EXERCISE REQUIREMENTS: Leave out the pictures. Return every record otherwise untouched.
START PROVIDED RECORDS
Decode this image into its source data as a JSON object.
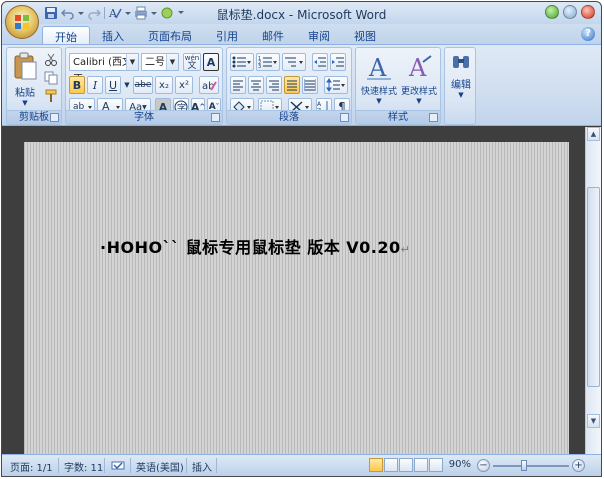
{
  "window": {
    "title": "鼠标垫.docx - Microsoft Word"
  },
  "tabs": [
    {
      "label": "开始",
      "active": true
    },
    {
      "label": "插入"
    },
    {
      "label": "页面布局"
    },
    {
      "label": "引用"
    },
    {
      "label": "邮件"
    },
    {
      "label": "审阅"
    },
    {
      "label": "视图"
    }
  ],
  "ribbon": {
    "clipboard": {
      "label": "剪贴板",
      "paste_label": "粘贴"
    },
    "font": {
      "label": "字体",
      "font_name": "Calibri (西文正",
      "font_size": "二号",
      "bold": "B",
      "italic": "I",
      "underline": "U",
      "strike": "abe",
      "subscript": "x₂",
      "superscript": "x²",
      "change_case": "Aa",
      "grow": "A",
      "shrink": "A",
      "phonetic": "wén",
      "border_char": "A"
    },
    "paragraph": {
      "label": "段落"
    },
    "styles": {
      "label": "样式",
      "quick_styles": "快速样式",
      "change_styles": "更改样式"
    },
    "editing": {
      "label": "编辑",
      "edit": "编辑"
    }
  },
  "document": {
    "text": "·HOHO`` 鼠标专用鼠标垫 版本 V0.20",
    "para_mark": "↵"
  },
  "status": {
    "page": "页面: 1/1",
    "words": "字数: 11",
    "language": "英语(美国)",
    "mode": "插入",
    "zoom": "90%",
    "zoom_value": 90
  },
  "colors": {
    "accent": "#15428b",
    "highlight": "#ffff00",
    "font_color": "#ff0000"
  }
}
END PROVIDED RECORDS
EXERCISE SOLUTION:
Decode this image into its source data as a JSON object.
{
  "window": {
    "title": "鼠标垫.docx - Microsoft Word"
  },
  "tabs": [
    {
      "label": "开始",
      "active": true
    },
    {
      "label": "插入"
    },
    {
      "label": "页面布局"
    },
    {
      "label": "引用"
    },
    {
      "label": "邮件"
    },
    {
      "label": "审阅"
    },
    {
      "label": "视图"
    }
  ],
  "ribbon": {
    "clipboard": {
      "label": "剪贴板",
      "paste_label": "粘贴"
    },
    "font": {
      "label": "字体",
      "font_name": "Calibri (西文正",
      "font_size": "二号",
      "bold": "B",
      "italic": "I",
      "underline": "U",
      "strike": "abe",
      "subscript": "x₂",
      "superscript": "x²",
      "change_case": "Aa",
      "grow": "A",
      "shrink": "A",
      "phonetic": "wén",
      "border_char": "A"
    },
    "paragraph": {
      "label": "段落"
    },
    "styles": {
      "label": "样式",
      "quick_styles": "快速样式",
      "change_styles": "更改样式"
    },
    "editing": {
      "label": "编辑",
      "edit": "编辑"
    }
  },
  "document": {
    "text": "·HOHO`` 鼠标专用鼠标垫 版本 V0.20",
    "para_mark": "↵"
  },
  "status": {
    "page": "页面: 1/1",
    "words": "字数: 11",
    "language": "英语(美国)",
    "mode": "插入",
    "zoom": "90%",
    "zoom_value": 90
  },
  "colors": {
    "accent": "#15428b",
    "highlight": "#ffff00",
    "font_color": "#ff0000"
  }
}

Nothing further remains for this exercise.